__Supplied information__
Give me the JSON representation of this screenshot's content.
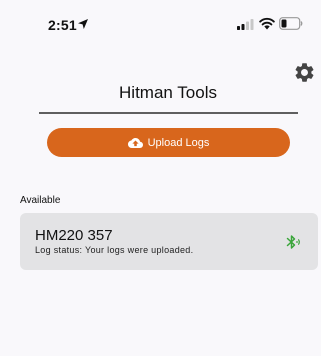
{
  "status_bar": {
    "time": "2:51"
  },
  "header": {
    "title": "Hitman Tools"
  },
  "actions": {
    "upload_label": "Upload Logs"
  },
  "devices": {
    "section_label": "Available",
    "items": [
      {
        "name": "HM220 357",
        "status": "Log status: Your logs were uploaded."
      }
    ]
  },
  "colors": {
    "accent": "#d8661c",
    "bluetooth": "#3aa53a",
    "card_background": "#e3e3e5"
  },
  "icons": {
    "settings": "gear-icon",
    "upload": "cloud-upload-icon",
    "device_connection": "bluetooth-icon"
  }
}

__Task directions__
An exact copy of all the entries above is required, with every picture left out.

__Solution__
Give me the JSON representation of this screenshot's content.
{
  "status_bar": {
    "time": "2:51"
  },
  "header": {
    "title": "Hitman Tools"
  },
  "actions": {
    "upload_label": "Upload Logs"
  },
  "devices": {
    "section_label": "Available",
    "items": [
      {
        "name": "HM220 357",
        "status": "Log status: Your logs were uploaded."
      }
    ]
  },
  "colors": {
    "accent": "#d8661c",
    "bluetooth": "#3aa53a",
    "card_background": "#e3e3e5"
  },
  "icons": {
    "settings": "gear-icon",
    "upload": "cloud-upload-icon",
    "device_connection": "bluetooth-icon"
  }
}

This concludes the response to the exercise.